Cooler currents bringing more plankton are clearly appreciated by thriving fish populations as well as the corals themselves. Wakatobi, Indonesia

Cooler currents bringing more plankton are clearly appreciated by thriving fish populations as well as the corals themselves. Photo by Marco Fierli, marcof8.com

Bleaching is not necessarily a death sentence for a coral reef. The coral polyps can survive for a period of time without their algae crops by feeding on plankton captured by their tentacles, but this isn’t a balanced diet. If the polyps go for too long without their zooxanthellae partner, the bleaching may prove fatal to some or all members of a coral colony. Yet, a timely drop in water temperature often allows corals to recover from a bleaching event, and in time the colors will return as life gets back to normal.

Reefs In good health

Fortunately, bleaching has never been and continues to not be an issue for Wakatobi Resort. Our geographical positioning may have something to do with it as we are located outside the cyclone belt and not affected by cyclone activity; additionally, we do not experience extreme seasonal changes in either air or water temperatures.

Hard corals play an important role in reef ecosystems as hiding places for fish and invertebrates, and filters for organic material. Dive site Table Coral City, Wakatobi, Indonesia

Hard corals play an important role in reef ecosystems as hiding places for fish and invertebrates, and filters for organic material. Photo by Walt Stearns
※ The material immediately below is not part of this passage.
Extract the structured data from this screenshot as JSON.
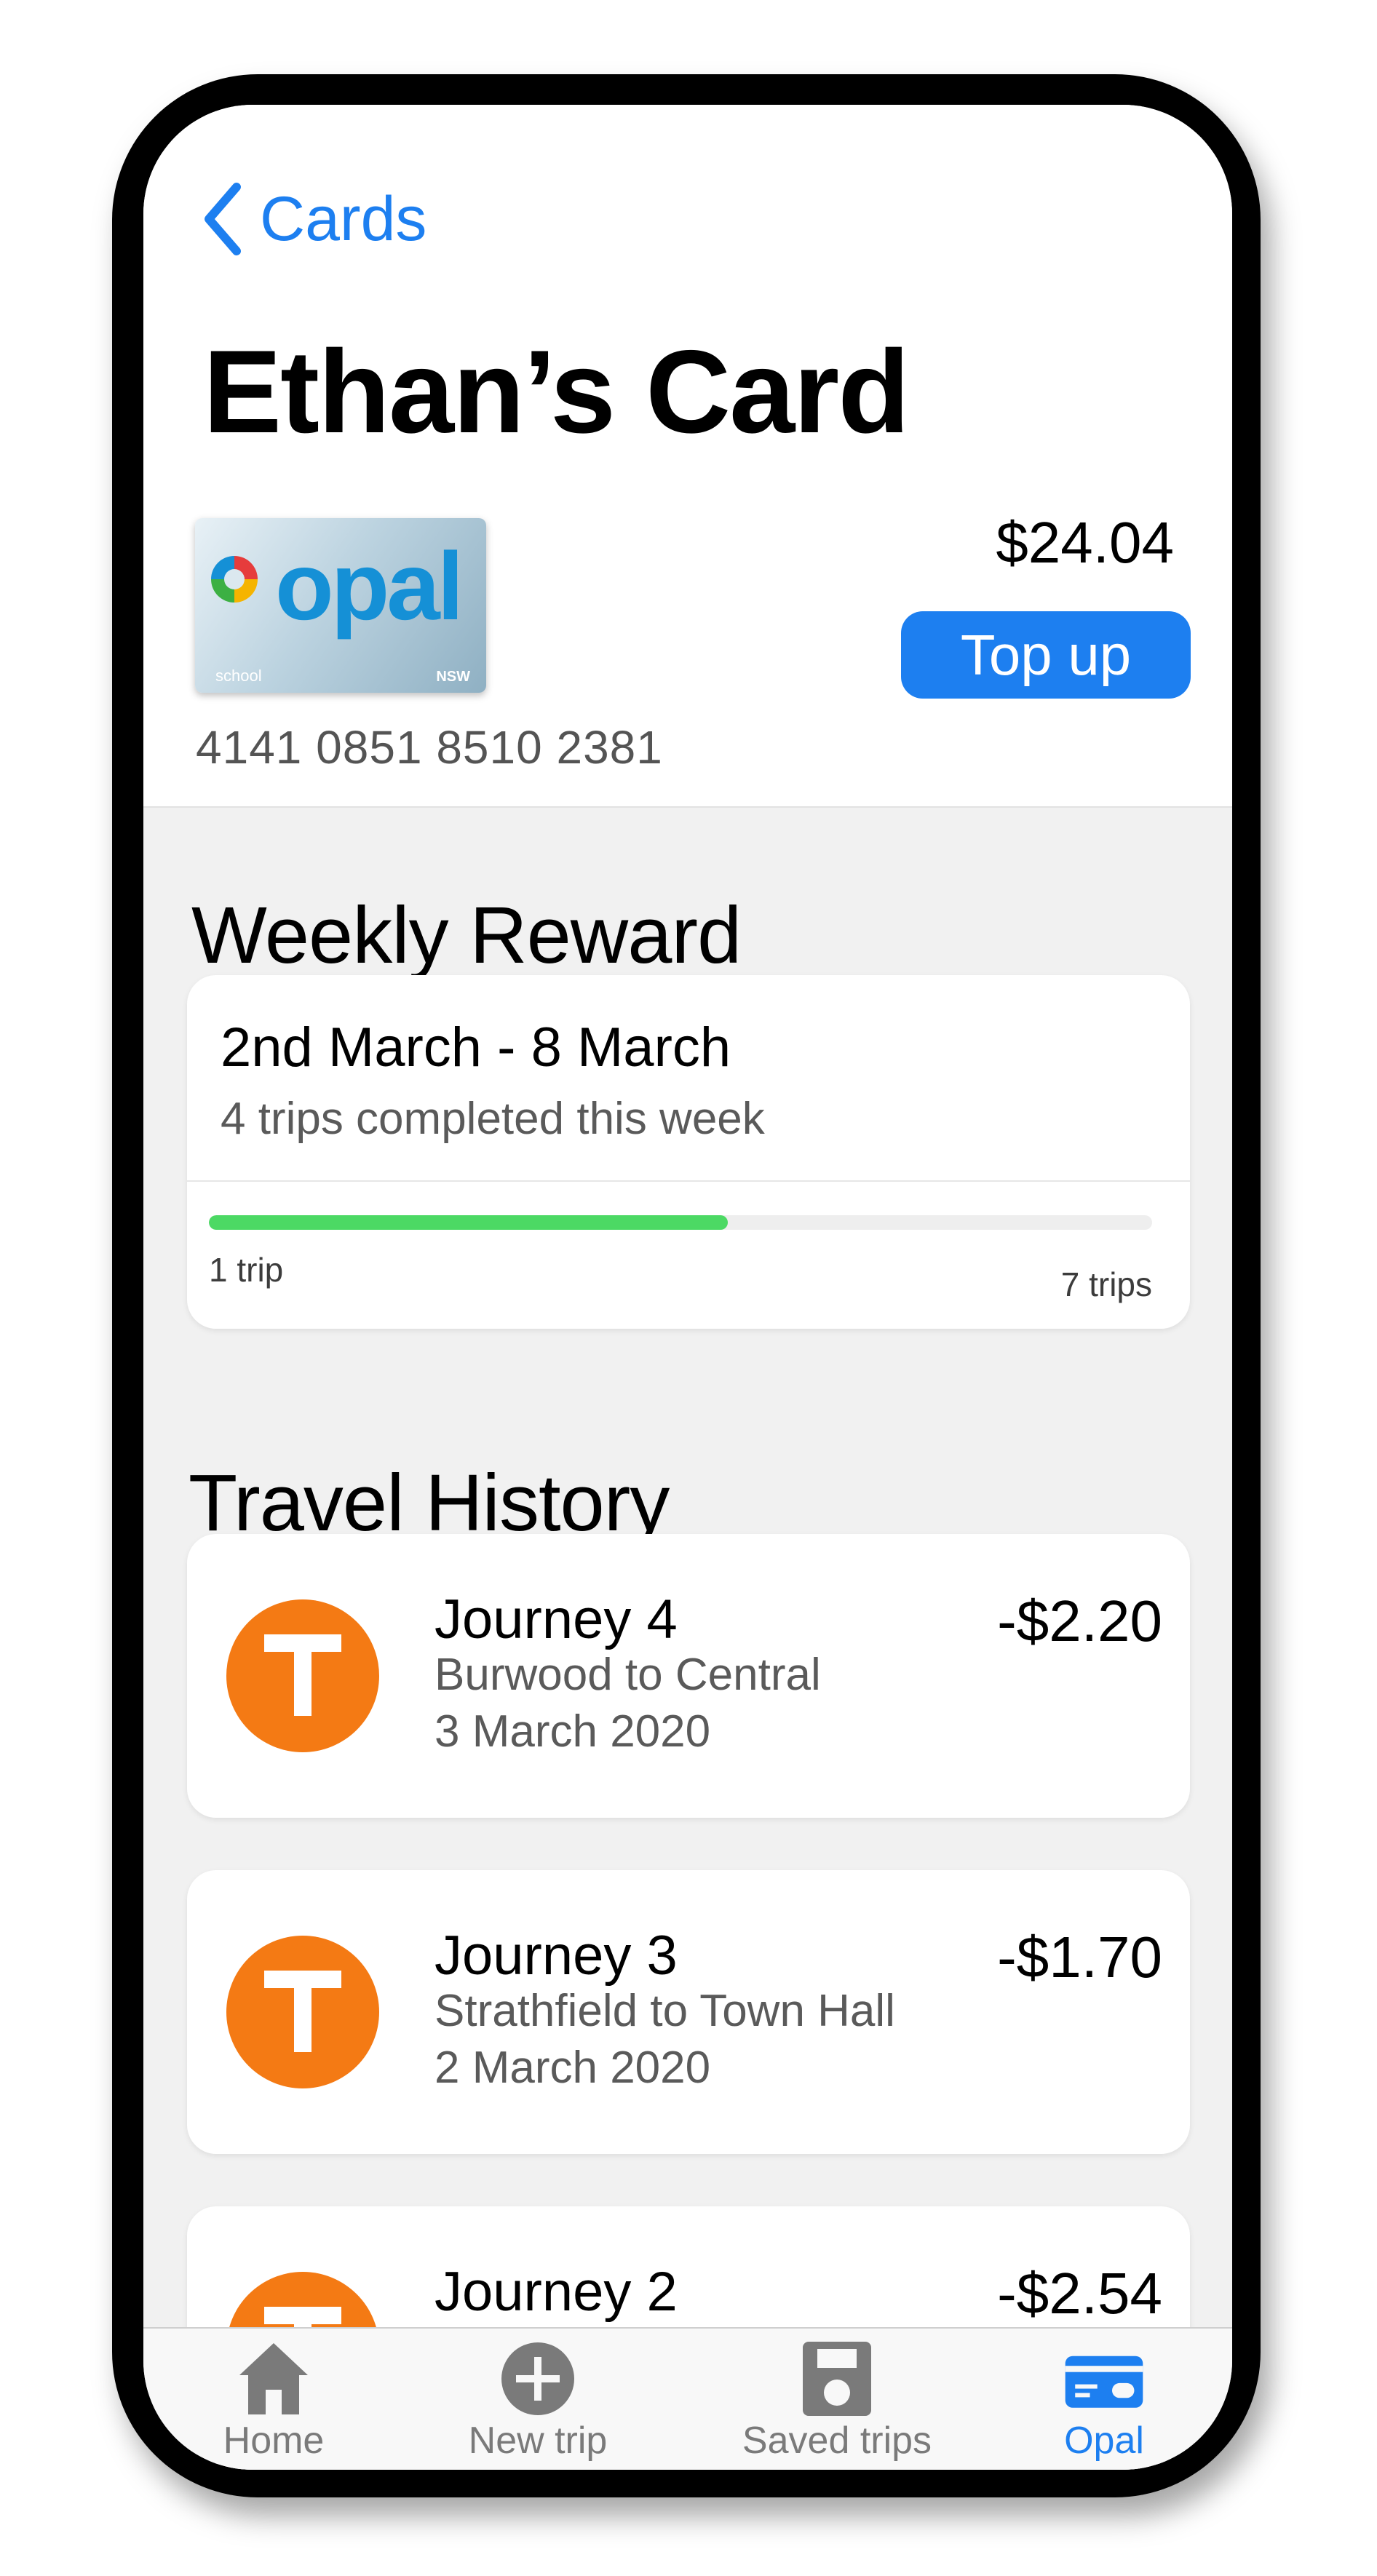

And there is another factor that can contribute to bleaching, and that’s the overall health of the corals themselves. Just as a person who is in good overall health may be less susceptible to seasonal allergies and infirmities, corals that are not stressed by poor water quality or human impacts stand a better chance of tolerating the occasional bout of warmer water without incident.
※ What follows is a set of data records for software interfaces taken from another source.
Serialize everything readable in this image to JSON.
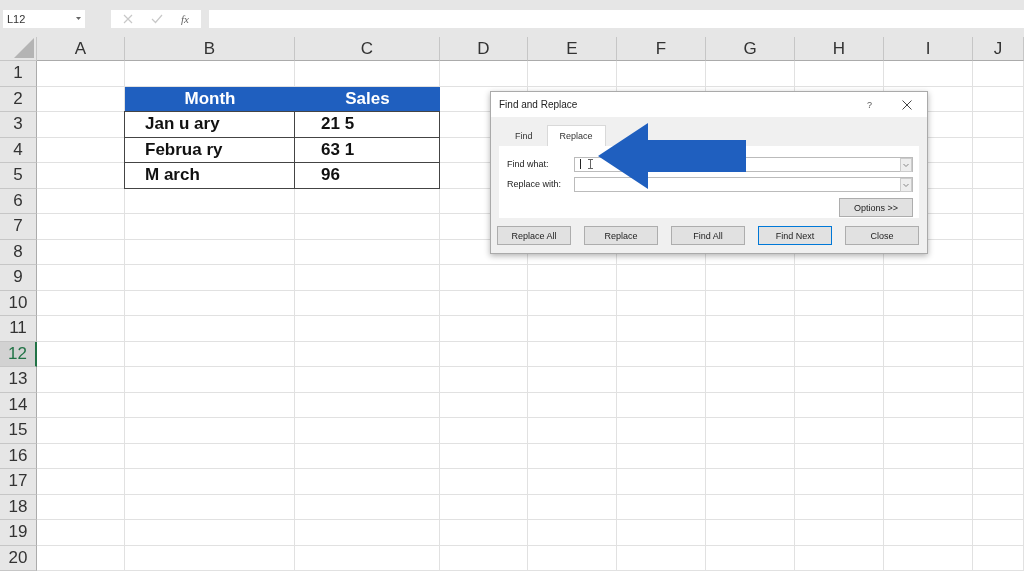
{
  "formula_bar": {
    "name_box": "L12",
    "function_label": "fx"
  },
  "sheet": {
    "columns": [
      {
        "label": "A",
        "selected": false
      },
      {
        "label": "B",
        "selected": false
      },
      {
        "label": "C",
        "selected": false
      },
      {
        "label": "D",
        "selected": false
      },
      {
        "label": "E",
        "selected": false
      },
      {
        "label": "F",
        "selected": false
      },
      {
        "label": "G",
        "selected": false
      },
      {
        "label": "H",
        "selected": false
      },
      {
        "label": "I",
        "selected": false
      },
      {
        "label": "J",
        "selected": false
      }
    ],
    "rows": [
      {
        "label": "1",
        "selected": false
      },
      {
        "label": "2",
        "selected": false
      },
      {
        "label": "3",
        "selected": false
      },
      {
        "label": "4",
        "selected": false
      },
      {
        "label": "5",
        "selected": false
      },
      {
        "label": "6",
        "selected": false
      },
      {
        "label": "7",
        "selected": false
      },
      {
        "label": "8",
        "selected": false
      },
      {
        "label": "9",
        "selected": false
      },
      {
        "label": "10",
        "selected": false
      },
      {
        "label": "11",
        "selected": false
      },
      {
        "label": "12",
        "selected": true
      },
      {
        "label": "13",
        "selected": false
      },
      {
        "label": "14",
        "selected": false
      },
      {
        "label": "15",
        "selected": false
      },
      {
        "label": "16",
        "selected": false
      },
      {
        "label": "17",
        "selected": false
      },
      {
        "label": "18",
        "selected": false
      },
      {
        "label": "19",
        "selected": false
      },
      {
        "label": "20",
        "selected": false
      }
    ],
    "table": {
      "header": [
        "Month",
        "Sales"
      ],
      "rows": [
        [
          "Jan u ary",
          "21 5"
        ],
        [
          "Februa ry",
          "63 1"
        ],
        [
          "M arch",
          "96"
        ]
      ]
    }
  },
  "dialog": {
    "title": "Find and Replace",
    "help": "?",
    "tabs": [
      {
        "label": "Find",
        "selected": false
      },
      {
        "label": "Replace",
        "selected": true
      }
    ],
    "fields": [
      {
        "label": "Find what:",
        "focused": true
      },
      {
        "label": "Replace with:",
        "focused": false
      }
    ],
    "options_button": "Options >>",
    "buttons": [
      {
        "label": "Replace All",
        "default": false
      },
      {
        "label": "Replace",
        "default": false
      },
      {
        "label": "Find All",
        "default": false
      },
      {
        "label": "Find Next",
        "default": true
      },
      {
        "label": "Close",
        "default": false
      }
    ]
  }
}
“I have spent a lot of time diving in some of the worlds favorite spots, but I can’t think of another place where I saw so much life in such good condition as at Wakatobi.” ~Simon Bowen

Thanks to efforts such as our Collaborative Reef Conservation Program, the reefs surrounding Wakatobi remain in excellent health. Drop in at any dive site around Wakatobi Resort and you will find thriving reefs covered in rich growths of vibrant hard and soft corals. “We did not witness any bleaching, rather tons of color and things we would never see in other destinations,” said James and Misty Newton, who visited in August of 2019. “We loved it so much we can’t wait to go back to Wakatobi,” Misty added.
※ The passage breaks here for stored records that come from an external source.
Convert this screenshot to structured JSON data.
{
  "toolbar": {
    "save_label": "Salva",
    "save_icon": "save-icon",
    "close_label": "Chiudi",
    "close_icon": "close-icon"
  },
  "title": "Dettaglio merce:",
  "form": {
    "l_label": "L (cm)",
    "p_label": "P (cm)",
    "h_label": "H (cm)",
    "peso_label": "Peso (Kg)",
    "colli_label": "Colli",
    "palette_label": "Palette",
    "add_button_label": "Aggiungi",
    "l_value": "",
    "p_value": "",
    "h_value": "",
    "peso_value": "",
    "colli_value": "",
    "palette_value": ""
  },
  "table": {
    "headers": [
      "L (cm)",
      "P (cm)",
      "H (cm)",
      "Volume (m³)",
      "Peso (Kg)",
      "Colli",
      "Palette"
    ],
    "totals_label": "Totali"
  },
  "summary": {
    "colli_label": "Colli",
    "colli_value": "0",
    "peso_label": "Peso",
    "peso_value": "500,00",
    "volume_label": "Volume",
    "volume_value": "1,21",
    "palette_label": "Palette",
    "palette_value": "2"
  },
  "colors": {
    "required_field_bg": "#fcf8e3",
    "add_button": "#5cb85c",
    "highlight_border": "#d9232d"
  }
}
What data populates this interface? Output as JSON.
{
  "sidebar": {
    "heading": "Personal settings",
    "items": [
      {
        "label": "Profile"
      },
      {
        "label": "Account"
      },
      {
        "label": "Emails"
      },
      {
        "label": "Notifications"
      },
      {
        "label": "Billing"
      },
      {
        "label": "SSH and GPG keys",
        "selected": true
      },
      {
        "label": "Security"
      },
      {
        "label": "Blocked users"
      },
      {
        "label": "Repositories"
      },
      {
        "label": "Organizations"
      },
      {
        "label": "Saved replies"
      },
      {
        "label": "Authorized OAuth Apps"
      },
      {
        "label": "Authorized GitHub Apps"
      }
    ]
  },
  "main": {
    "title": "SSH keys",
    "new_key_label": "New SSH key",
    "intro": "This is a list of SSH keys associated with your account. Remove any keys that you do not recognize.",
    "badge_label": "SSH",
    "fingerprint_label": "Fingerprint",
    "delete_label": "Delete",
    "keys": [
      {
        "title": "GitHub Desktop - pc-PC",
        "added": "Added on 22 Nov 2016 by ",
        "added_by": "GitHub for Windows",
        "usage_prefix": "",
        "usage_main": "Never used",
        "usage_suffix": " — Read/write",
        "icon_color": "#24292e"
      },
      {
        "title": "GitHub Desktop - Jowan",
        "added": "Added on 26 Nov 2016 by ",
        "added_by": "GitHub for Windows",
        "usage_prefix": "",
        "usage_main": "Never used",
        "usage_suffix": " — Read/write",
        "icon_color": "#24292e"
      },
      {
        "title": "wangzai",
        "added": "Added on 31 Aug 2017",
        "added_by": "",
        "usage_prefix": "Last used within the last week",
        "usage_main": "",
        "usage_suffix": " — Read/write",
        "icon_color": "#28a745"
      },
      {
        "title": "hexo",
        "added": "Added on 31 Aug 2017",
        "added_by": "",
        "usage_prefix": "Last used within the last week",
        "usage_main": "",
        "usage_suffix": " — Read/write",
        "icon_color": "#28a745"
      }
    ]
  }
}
Wakatobi's House Reef and surrounding reefs are some of the healthiest on the planet.

Wakatobi’s House Reef and surrounding reefs are some of the healthiest on the planet. Isn’t it time to see for yourself? Photo by Didi Lotze

“The hard corals on Wakatobi’s reefs show strong coloration, which is an indicator of excellent health,” said Simon Bowen. “I have spent a lot of time diving in some of the worlds favorite spots, but I can’t think of another place where I saw so much life in such good condition as at Wakatobi. I was told that the reefs had been getting healthier and healthier as time has passed. Certainly what I saw is a testament to this,” he said.

We’re thankful that our conservation efforts continue to bear fruit. To this end, the Wakatobi Collaborative Reef Conservation Program is now one of the world’s largest privately-funded marine protection programs and one of the largest marine protected areas. We will continue to do everything in our power to ensure that our reefs remain healthy and vibrant, not only for our enjoyment but for that of future generations.

Here’s a short underwater tour of our reefs that will both relax and inspire – enjoy!

Ready for the Great Wakatobi Reef Experience?  We’re easy to reach via direct charter flights from Bali to our own airstrip. Learn more here.

Contact us at office@wakatobi.com or complete a quick trip inquiry at wakatobi.com.